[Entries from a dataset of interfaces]
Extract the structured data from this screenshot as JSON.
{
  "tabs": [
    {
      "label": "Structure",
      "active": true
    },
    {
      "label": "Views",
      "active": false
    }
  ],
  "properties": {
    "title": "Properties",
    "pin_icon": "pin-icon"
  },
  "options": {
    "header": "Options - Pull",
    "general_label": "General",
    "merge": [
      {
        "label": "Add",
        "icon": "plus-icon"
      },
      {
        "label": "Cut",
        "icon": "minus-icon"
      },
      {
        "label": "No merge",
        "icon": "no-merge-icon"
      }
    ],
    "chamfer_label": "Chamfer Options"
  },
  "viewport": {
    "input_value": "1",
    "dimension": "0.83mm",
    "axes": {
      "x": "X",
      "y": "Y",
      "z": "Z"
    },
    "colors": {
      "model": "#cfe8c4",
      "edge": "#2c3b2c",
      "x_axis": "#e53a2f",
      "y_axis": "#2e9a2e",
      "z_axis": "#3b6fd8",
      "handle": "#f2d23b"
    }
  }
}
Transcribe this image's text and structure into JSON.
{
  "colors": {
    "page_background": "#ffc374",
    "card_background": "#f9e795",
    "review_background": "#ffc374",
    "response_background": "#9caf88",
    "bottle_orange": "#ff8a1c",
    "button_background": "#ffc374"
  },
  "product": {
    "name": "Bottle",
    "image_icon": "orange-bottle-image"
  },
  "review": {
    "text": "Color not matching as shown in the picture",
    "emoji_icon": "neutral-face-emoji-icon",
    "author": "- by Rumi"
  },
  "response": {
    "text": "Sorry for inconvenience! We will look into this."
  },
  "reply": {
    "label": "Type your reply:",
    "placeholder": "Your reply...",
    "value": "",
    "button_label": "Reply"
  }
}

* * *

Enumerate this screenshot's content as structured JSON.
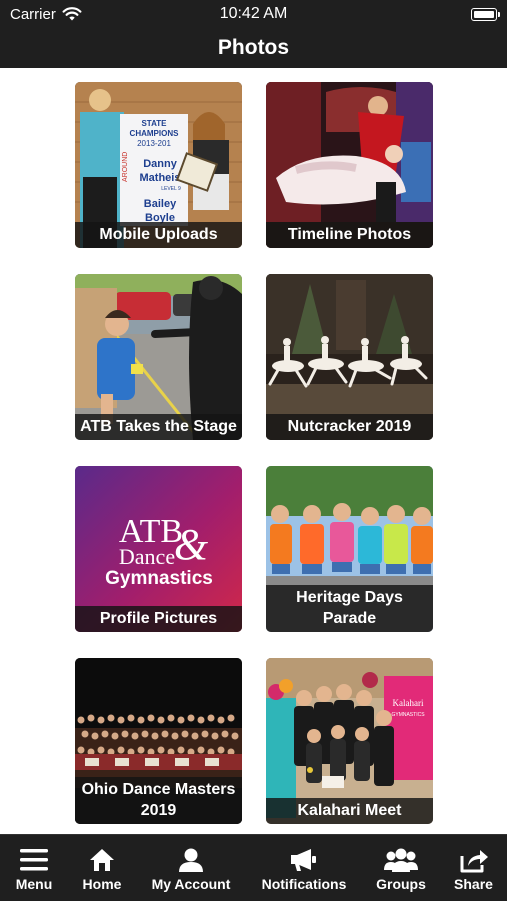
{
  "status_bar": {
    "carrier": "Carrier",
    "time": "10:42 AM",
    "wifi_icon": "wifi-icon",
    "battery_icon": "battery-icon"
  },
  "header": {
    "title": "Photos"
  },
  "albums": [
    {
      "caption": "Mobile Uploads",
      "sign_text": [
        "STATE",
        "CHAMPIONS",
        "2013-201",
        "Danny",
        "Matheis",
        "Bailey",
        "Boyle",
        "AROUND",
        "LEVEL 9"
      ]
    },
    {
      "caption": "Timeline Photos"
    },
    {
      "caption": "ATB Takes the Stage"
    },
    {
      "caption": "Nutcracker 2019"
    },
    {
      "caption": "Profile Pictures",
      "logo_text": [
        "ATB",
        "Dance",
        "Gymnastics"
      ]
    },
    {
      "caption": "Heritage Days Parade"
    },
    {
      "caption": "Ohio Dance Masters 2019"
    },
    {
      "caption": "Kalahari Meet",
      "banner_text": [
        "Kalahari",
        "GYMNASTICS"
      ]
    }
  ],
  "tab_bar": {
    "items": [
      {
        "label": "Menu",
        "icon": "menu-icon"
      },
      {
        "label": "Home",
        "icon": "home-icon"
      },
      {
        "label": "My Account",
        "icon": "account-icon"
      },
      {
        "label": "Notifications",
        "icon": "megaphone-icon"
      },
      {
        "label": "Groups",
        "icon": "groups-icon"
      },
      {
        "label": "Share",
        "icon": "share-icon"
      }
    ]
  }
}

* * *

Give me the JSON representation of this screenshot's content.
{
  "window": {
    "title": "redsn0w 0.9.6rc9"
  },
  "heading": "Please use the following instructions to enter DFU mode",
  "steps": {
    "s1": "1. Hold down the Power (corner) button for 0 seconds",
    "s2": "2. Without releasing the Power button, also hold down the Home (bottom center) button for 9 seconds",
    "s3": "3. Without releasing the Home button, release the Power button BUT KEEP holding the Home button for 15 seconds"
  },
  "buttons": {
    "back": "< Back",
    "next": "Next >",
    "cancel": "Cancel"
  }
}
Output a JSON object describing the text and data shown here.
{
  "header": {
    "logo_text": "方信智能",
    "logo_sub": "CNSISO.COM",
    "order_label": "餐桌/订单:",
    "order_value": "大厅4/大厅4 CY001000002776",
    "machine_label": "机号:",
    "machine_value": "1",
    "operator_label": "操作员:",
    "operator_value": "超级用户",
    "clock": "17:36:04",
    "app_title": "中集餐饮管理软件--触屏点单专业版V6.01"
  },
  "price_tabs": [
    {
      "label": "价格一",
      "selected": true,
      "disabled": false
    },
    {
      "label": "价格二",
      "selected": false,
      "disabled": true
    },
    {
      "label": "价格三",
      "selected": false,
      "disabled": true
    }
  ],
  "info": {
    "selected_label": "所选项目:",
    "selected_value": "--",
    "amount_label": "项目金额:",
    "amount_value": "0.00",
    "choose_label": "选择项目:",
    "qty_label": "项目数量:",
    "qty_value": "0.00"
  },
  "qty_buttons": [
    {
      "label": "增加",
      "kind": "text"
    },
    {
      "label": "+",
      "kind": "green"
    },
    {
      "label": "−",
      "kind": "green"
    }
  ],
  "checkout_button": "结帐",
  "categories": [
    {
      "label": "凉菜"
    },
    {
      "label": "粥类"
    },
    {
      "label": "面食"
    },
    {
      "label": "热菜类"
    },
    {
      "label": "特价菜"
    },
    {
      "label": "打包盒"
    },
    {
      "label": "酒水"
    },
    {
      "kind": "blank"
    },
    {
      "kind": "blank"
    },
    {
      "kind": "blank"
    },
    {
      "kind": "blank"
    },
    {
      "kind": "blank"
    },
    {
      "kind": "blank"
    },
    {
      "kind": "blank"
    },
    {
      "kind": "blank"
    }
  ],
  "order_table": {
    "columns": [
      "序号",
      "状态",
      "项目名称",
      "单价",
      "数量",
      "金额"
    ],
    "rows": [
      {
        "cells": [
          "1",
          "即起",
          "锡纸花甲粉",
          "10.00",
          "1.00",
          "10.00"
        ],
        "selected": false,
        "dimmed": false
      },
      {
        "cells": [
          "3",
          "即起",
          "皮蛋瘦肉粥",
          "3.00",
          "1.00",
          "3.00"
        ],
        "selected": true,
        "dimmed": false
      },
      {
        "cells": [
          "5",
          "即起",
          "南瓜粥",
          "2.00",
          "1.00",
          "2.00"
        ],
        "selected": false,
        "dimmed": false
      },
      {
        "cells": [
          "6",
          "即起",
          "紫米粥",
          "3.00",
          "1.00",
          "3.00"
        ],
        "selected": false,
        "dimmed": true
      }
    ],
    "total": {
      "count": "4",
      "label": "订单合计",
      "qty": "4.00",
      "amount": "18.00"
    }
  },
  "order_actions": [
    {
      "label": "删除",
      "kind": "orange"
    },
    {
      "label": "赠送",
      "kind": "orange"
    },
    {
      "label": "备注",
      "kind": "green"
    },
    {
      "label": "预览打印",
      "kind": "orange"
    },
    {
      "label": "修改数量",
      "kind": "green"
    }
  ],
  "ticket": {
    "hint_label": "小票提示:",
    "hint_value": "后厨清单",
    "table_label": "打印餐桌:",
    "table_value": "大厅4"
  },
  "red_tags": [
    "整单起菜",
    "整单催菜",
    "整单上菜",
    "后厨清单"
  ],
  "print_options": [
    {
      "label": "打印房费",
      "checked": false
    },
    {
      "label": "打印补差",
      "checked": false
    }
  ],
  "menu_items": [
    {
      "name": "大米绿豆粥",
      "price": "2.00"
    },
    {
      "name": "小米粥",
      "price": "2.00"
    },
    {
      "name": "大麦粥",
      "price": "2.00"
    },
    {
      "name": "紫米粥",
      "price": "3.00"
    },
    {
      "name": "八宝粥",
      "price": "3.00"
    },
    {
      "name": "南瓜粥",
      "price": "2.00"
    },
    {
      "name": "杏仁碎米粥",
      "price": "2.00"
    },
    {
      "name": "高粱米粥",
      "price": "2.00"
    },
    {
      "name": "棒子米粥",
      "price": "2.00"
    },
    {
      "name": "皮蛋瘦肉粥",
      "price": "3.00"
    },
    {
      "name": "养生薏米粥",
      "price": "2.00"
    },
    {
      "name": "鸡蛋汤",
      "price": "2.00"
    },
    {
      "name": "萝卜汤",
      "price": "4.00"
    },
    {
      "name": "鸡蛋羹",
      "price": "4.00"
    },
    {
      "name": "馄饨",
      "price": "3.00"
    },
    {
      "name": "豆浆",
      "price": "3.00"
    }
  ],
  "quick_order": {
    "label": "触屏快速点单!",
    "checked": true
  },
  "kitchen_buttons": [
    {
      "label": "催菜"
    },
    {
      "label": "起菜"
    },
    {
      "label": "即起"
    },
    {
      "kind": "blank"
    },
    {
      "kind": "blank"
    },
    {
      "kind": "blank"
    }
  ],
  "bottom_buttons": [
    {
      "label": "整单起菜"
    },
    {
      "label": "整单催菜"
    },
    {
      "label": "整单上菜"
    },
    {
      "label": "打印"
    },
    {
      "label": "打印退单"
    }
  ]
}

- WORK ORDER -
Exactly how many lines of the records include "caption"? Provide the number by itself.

- ANSWER TO THE PROBLEM -
8